The School of Law at the University of Westminster is going beyond the usual diet of black letter law, having introduced a new module, 2'1st Century Law Practice in the UK', which will meet the approval of final speaker Professor Richard Susskind.  Professor Susskind has argued for many years, most recently in 'Tomorrow's Lawyers', that legal educators have a duty to prepare aspiring lawyers to the world as it is now and is fast becoming rather than the practices that will soon die out.

Judging by the quality not only of many of the student presenters, but also their sharp and delightful contemporaries attending in support, the University should be proud of what it is achieving.

Presenters hailed from the USA, UK and France.  It struck me that the USA/UK split in particular is between a huge amount of research and knowledge in the former and the emergence of practical solutions in the latter (albeit nothing like as rapidly as it could be).  The fact that this is nothing more than a generalisation is proved by the amazing creation of Don Philbin, 'Picture It Settled', which predicts settlement parameters in negotiations with remarkable accuracy, the event showed just what could be done when marrying these two strands together.

Congratulations to Dan Katz and Renee Knake of the Reinvent Law Laboratory at Michigan State University for putting on such a stimulating event.

Wednesday, 12 June 2013

Lawyers need more money (apparently)

I was somewhat taken aback this week to read an article by John Grimley entitled "Why ReinventLaw needs reinventing".  In commenting on the ReinventLaw event to take place in London on Friday 14 June, the author was suggesting that whilst innovative use of technology is all very well, it's really not as important as business development and growing law firm revenue.  To quote:

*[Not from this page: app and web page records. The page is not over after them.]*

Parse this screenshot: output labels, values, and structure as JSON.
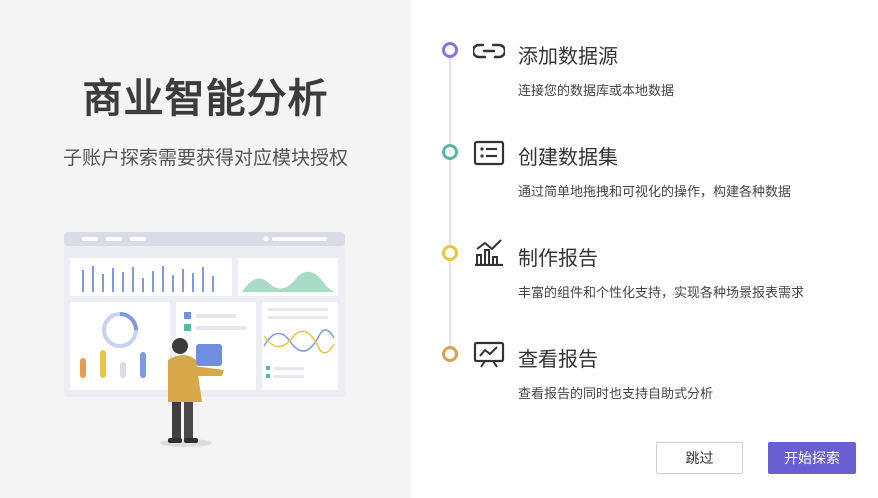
{
  "left": {
    "title": "商业智能分析",
    "subtitle": "子账户探索需要获得对应模块授权"
  },
  "steps": [
    {
      "title": "添加数据源",
      "desc": "连接您的数据库或本地数据",
      "dot_color": "#8a72e0",
      "icon": "link-icon"
    },
    {
      "title": "创建数据集",
      "desc": "通过简单地拖拽和可视化的操作，构建各种数据",
      "dot_color": "#5bb8a0",
      "icon": "list-card-icon"
    },
    {
      "title": "制作报告",
      "desc": "丰富的组件和个性化支持，实现各种场景报表需求",
      "dot_color": "#e8c64a",
      "icon": "bar-chart-trend-icon"
    },
    {
      "title": "查看报告",
      "desc": "查看报告的同时也支持自助式分析",
      "dot_color": "#d9a050",
      "icon": "presentation-chart-icon"
    }
  ],
  "buttons": {
    "skip": "跳过",
    "start": "开始探索"
  },
  "colors": {
    "accent": "#6a5fd0",
    "left_bg": "#f4f4f4"
  }
}
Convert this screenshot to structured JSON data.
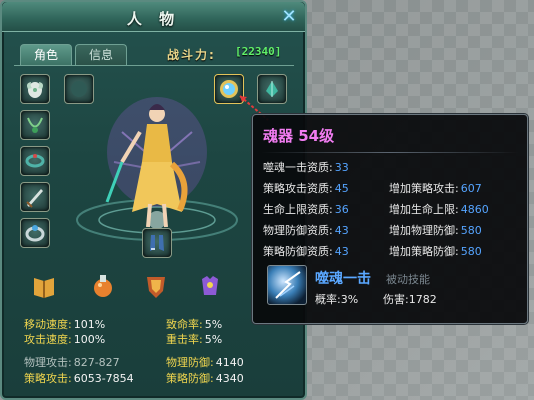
{
  "panel": {
    "title": "人 物",
    "close_icon": "close-icon",
    "tabs": [
      {
        "label": "角色",
        "active": true
      },
      {
        "label": "信息",
        "active": false
      }
    ],
    "combat_power_label": "战斗力:",
    "combat_power_value": "[22340]"
  },
  "equipment": {
    "left_slots": [
      "wing-egg-icon",
      "necklace-icon",
      "bracelet-icon",
      "sword-icon",
      "ring-icon"
    ],
    "top_slots": [
      "empty-slot",
      "soul-orb-icon",
      "gem-icon"
    ],
    "bottom_slots": [
      "boots-icon"
    ]
  },
  "emblems": [
    "book-icon",
    "potion-icon",
    "shield-icon",
    "armor-icon"
  ],
  "stats": {
    "move_speed_label": "移动速度:",
    "move_speed": "101%",
    "attack_speed_label": "攻击速度:",
    "attack_speed": "100%",
    "crit_rate_label": "致命率:",
    "crit_rate": "5%",
    "heavy_hit_label": "重击率:",
    "heavy_hit": "5%",
    "phys_attack_label": "物理攻击:",
    "phys_attack": "827-827",
    "strat_attack_label": "策略攻击:",
    "strat_attack": "6053-7854",
    "phys_def_label": "物理防御:",
    "phys_def": "4140",
    "strat_def_label": "策略防御:",
    "strat_def": "4340"
  },
  "tooltip": {
    "title": "魂器  54级",
    "rows_left": [
      {
        "label": "噬魂一击资质:",
        "value": "33"
      },
      {
        "label": "策略攻击资质:",
        "value": "45"
      },
      {
        "label": "生命上限资质:",
        "value": "36"
      },
      {
        "label": "物理防御资质:",
        "value": "43"
      },
      {
        "label": "策略防御资质:",
        "value": "43"
      }
    ],
    "rows_right": [
      {
        "label": "增加策略攻击:",
        "value": "607"
      },
      {
        "label": "增加生命上限:",
        "value": "4860"
      },
      {
        "label": "增加物理防御:",
        "value": "580"
      },
      {
        "label": "增加策略防御:",
        "value": "580"
      }
    ],
    "skill_name": "噬魂一击",
    "skill_type": "被动技能",
    "skill_prob_label": "概率:",
    "skill_prob": "3%",
    "skill_dmg_label": "伤害:",
    "skill_dmg": "1782"
  },
  "colors": {
    "panel_bg": "#1f4a46",
    "accent_yellow": "#f1d64f",
    "power_green": "#61f06a",
    "tooltip_title": "#f17cf1",
    "tooltip_value_blue": "#55a4ff"
  }
}
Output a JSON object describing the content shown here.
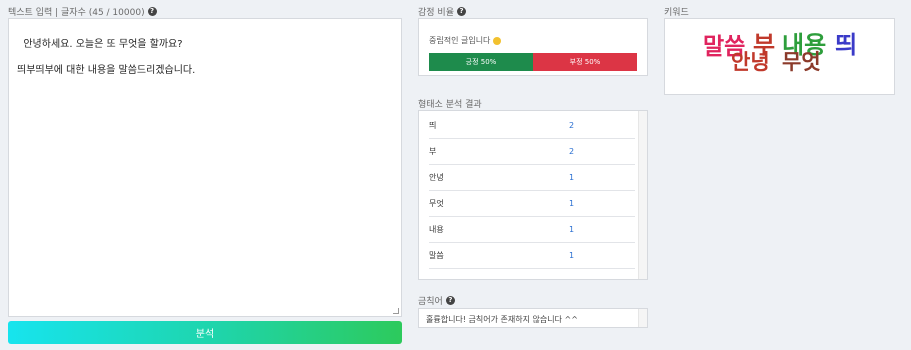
{
  "text_input": {
    "label": "텍스트 입력 | 글자수 (45 / 10000)",
    "value": "안녕하세요. 오늘은 또 무엇을 할까요?\n\n띄부띄부에 대한 내용을 말씀드리겠습니다."
  },
  "analyze_button": {
    "label": "분석"
  },
  "sentiment": {
    "label": "감정 비율",
    "summary": "중립적인 글입니다",
    "positive_label": "긍정 50%",
    "negative_label": "부정 50%",
    "positive_ratio": 0.5,
    "negative_ratio": 0.5,
    "colors": {
      "positive": "#1e8b4c",
      "negative": "#dc3545"
    }
  },
  "morph": {
    "label": "형태소 분석 결과",
    "rows": [
      {
        "word": "띄",
        "count": "2"
      },
      {
        "word": "부",
        "count": "2"
      },
      {
        "word": "안녕",
        "count": "1"
      },
      {
        "word": "무엇",
        "count": "1"
      },
      {
        "word": "내용",
        "count": "1"
      },
      {
        "word": "말씀",
        "count": "1"
      }
    ]
  },
  "profanity": {
    "label": "금칙어",
    "message": "훌륭합니다! 금칙어가 존재하지 않습니다 ^^"
  },
  "keywords": {
    "label": "키워드",
    "words": [
      {
        "text": "말씀",
        "color": "#e0245e"
      },
      {
        "text": "부",
        "color": "#c0392b"
      },
      {
        "text": "내용",
        "color": "#2e9e3c"
      },
      {
        "text": "띄",
        "color": "#3a3ac8"
      },
      {
        "text": "안녕",
        "color": "#c0392b"
      },
      {
        "text": "무엇",
        "color": "#8b3a2a"
      }
    ]
  }
}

"While I strongly believe in technological innovation in legal services – I believe it’s grossly overemphasized when one considers what law firms need most: Solutions focused on more effectively generating new law firm revenue."

A mild Twitter Spat (I feel an acronym coming on) followed, in which Mr Grimley maintained that what is needed most is revenue.  Quite apart from the fact that the principal purpose of the ReinventLaw conference is to explore how technology is bringing great change to the way law is and will be practised and is not therefore an appropriate forum to discuss business development any more than it is to muse over the latest trends in trust law, the argument spectacularly misses the point.  I am, however, grateful to Mr Grimley for demonstrating a substantial body of opinion (or at least hope) that the double, or triple, or bouncing or somersaulting cat recession will eventually go away and we can all get back to making lots of money again.

This wishful thinking does not stand up to much scrutiny.  Technological change has barely begun and we either embrace and work with what is happening or we subside into Canute-like irrelevance.  Come to ReinventLaw on Friday and hear how all around us those binary numbers are eating into what has been a lavish lunch for centuries.  Clients will increasingly be offered new, less labour-intensive, more responsive and intuitive and, sorry Mr G, far less expensive ways of handling their legal affairs.  In many instances, no human interaction will be required.

There might be short term gains to be had from milking the status quo, but those who change the way we work will be the ultimate winners, alongside the benefitting clients that is, for they are supposed to be the reason we as lawyers exist.

Thursday, 28 March 2013

Unbundling gathers pace

Following my recent blog on unbundling legal services (or rebundling as Professor Stephen Mayson prefers to call it), I'm seeing many examples of the concept emerging into the market, including http://lawyersupportedmediation.org.uk/, http://www.evident-legal.com/ and http://www.absolutebarrister.com/.  Some law firms are getting their act together too, with a client firm of mine recently asking me to write workflows for 'supported divorce' and 'kick start' divorce packages.

This may well turn out to be the most disruptive and lasting impact on the legal market and one which will take hold quite firmly over the next 12 months.  Watch out in particular for initiatives from this site, all of which will be available on a white label basis.